*** Available records

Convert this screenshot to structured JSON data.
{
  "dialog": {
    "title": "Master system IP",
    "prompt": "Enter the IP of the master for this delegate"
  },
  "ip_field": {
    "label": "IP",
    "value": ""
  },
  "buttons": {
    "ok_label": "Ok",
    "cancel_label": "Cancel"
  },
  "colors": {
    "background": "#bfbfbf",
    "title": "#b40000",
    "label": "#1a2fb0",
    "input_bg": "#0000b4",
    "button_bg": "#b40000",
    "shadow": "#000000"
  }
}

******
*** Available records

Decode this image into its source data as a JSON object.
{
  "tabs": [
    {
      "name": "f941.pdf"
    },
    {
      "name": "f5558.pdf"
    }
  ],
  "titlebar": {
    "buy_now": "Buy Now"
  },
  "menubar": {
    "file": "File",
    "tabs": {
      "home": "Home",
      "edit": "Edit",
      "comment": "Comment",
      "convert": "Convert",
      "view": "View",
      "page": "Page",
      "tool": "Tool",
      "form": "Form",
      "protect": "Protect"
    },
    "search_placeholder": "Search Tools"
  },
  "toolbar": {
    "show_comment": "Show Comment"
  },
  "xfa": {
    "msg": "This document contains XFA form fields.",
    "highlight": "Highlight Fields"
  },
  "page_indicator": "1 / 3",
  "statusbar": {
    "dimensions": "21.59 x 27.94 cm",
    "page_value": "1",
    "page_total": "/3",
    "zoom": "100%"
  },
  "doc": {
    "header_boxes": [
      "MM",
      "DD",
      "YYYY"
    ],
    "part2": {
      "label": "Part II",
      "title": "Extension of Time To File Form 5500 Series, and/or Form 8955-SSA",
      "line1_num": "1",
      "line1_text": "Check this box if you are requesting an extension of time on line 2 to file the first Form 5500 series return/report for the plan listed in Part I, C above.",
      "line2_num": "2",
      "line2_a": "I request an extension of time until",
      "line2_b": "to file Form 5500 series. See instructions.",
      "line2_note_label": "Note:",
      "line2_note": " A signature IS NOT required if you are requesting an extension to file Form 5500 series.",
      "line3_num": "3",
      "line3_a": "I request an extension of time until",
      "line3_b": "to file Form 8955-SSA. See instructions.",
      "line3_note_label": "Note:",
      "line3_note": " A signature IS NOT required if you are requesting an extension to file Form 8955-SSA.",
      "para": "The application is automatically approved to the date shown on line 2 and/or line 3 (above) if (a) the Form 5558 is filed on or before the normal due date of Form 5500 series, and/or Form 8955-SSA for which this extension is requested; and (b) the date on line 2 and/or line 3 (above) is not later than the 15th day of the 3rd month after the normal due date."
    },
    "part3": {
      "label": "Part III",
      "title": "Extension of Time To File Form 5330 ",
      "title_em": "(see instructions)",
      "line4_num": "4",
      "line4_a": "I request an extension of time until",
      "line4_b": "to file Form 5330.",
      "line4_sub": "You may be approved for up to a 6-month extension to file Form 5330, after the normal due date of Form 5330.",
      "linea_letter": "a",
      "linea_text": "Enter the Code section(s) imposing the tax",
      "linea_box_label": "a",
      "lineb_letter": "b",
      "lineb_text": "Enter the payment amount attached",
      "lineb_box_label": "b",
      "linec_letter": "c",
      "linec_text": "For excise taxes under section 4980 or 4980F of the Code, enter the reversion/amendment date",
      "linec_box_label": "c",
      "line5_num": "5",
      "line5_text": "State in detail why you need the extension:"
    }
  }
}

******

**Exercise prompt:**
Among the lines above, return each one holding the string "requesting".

**Result of the task:**
      "line1_text": "Check this box if you are requesting an extension of time on line 2 to file the first Form 5500 series return/report for the plan listed in Part I, C above.",
      "line2_note": " A signature IS NOT required if you are requesting an extension to file Form 5500 series.",
      "line3_note": " A signature IS NOT required if you are requesting an extension to file Form 8955-SSA.",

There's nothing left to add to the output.